Problem requirements >>
Reproduce the lines below exactly. Skip images.

Entries supplied >>
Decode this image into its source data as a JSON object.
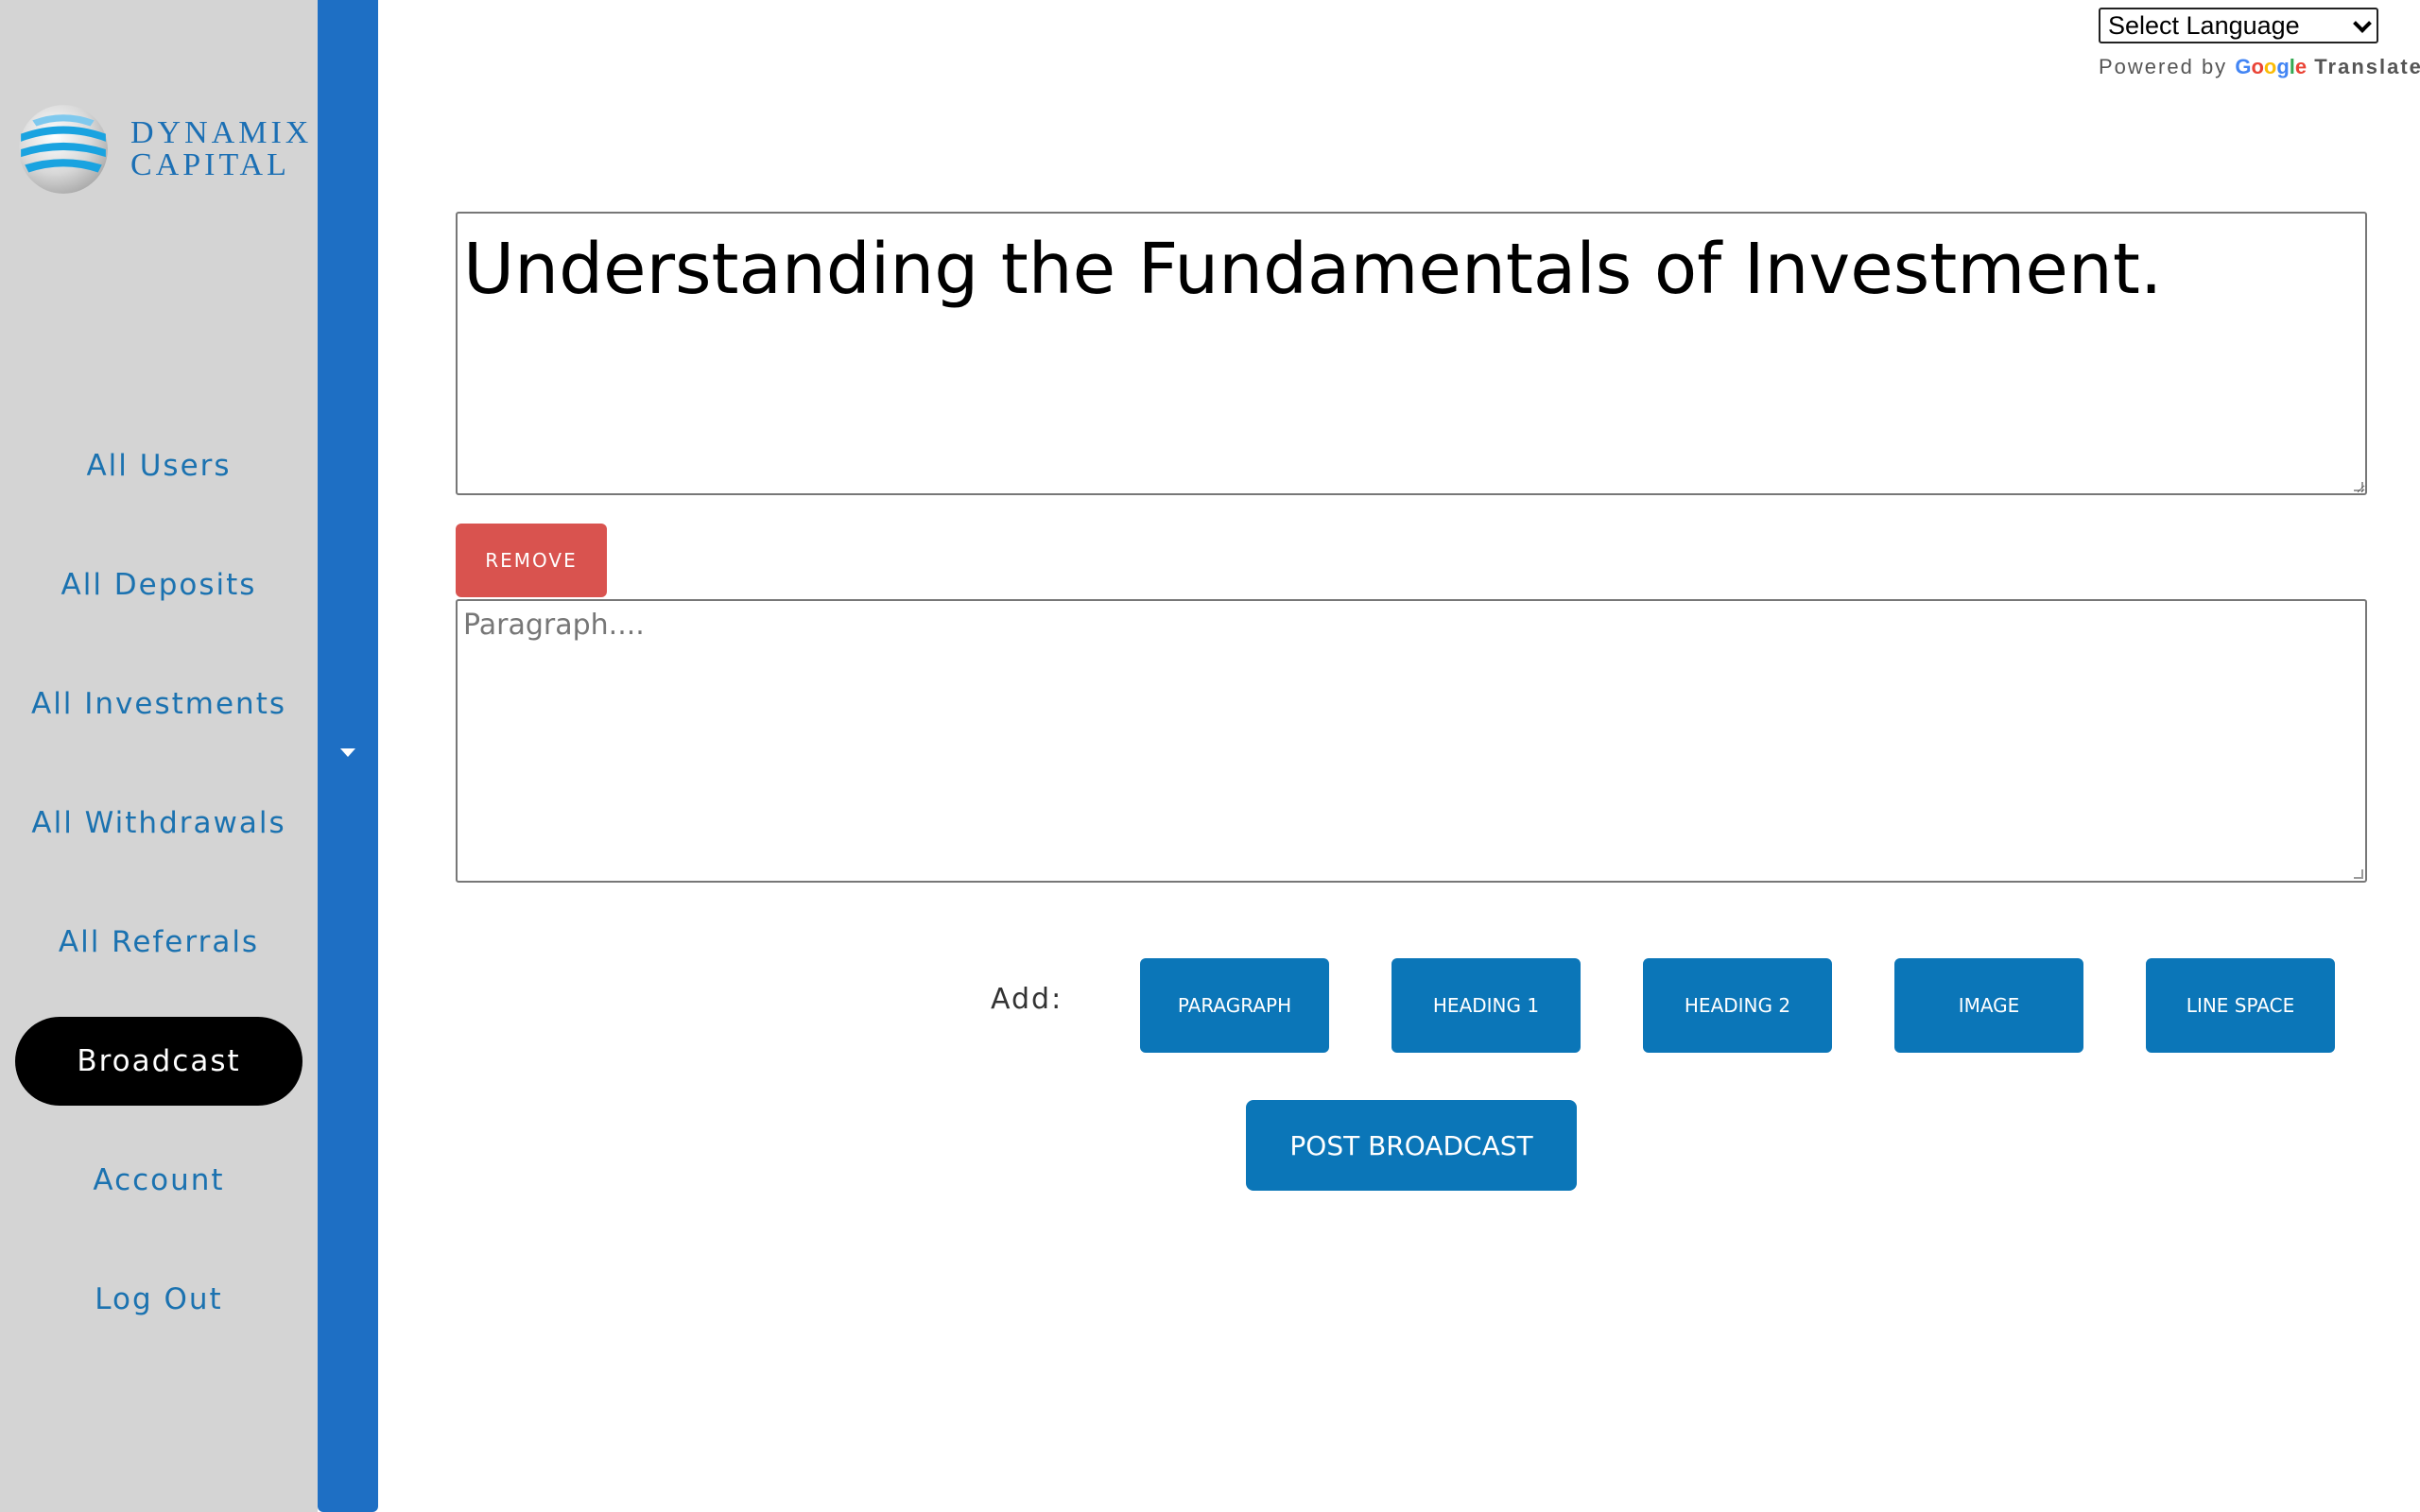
{
  "brand": {
    "line1": "DYNAMIX",
    "line2": "CAPITAL"
  },
  "sidebar": {
    "items": [
      {
        "label": "All Users"
      },
      {
        "label": "All Deposits"
      },
      {
        "label": "All Investments"
      },
      {
        "label": "All Withdrawals"
      },
      {
        "label": "All Referrals"
      },
      {
        "label": "Broadcast",
        "active": true
      },
      {
        "label": "Account"
      },
      {
        "label": "Log Out"
      }
    ]
  },
  "translate": {
    "select_value": "Select Language",
    "powered_by": "Powered by",
    "google": "Google",
    "translate": "Translate"
  },
  "editor": {
    "heading_value": "Understanding the Fundamentals of Investment.",
    "remove_label": "REMOVE",
    "paragraph_placeholder": "Paragraph....",
    "add_label": "Add:",
    "add_buttons": [
      "PARAGRAPH",
      "HEADING 1",
      "HEADING 2",
      "IMAGE",
      "LINE SPACE"
    ],
    "post_label": "POST BROADCAST"
  },
  "colors": {
    "sidebar_bg": "#d4d4d4",
    "accent_strip": "#1e6fc4",
    "nav_text": "#1b72b0",
    "active_bg": "#000000",
    "button_blue": "#0b76b8",
    "remove_red": "#d9534f"
  }
}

Response box >>
Decode this image into its source data as a JSON object.
{
  "brand": {
    "line1": "DYNAMIX",
    "line2": "CAPITAL"
  },
  "sidebar": {
    "items": [
      {
        "label": "All Users"
      },
      {
        "label": "All Deposits"
      },
      {
        "label": "All Investments"
      },
      {
        "label": "All Withdrawals"
      },
      {
        "label": "All Referrals"
      },
      {
        "label": "Broadcast",
        "active": true
      },
      {
        "label": "Account"
      },
      {
        "label": "Log Out"
      }
    ]
  },
  "translate": {
    "select_value": "Select Language",
    "powered_by": "Powered by",
    "google": "Google",
    "translate": "Translate"
  },
  "editor": {
    "heading_value": "Understanding the Fundamentals of Investment.",
    "remove_label": "REMOVE",
    "paragraph_placeholder": "Paragraph....",
    "add_label": "Add:",
    "add_buttons": [
      "PARAGRAPH",
      "HEADING 1",
      "HEADING 2",
      "IMAGE",
      "LINE SPACE"
    ],
    "post_label": "POST BROADCAST"
  },
  "colors": {
    "sidebar_bg": "#d4d4d4",
    "accent_strip": "#1e6fc4",
    "nav_text": "#1b72b0",
    "active_bg": "#000000",
    "button_blue": "#0b76b8",
    "remove_red": "#d9534f"
  }
}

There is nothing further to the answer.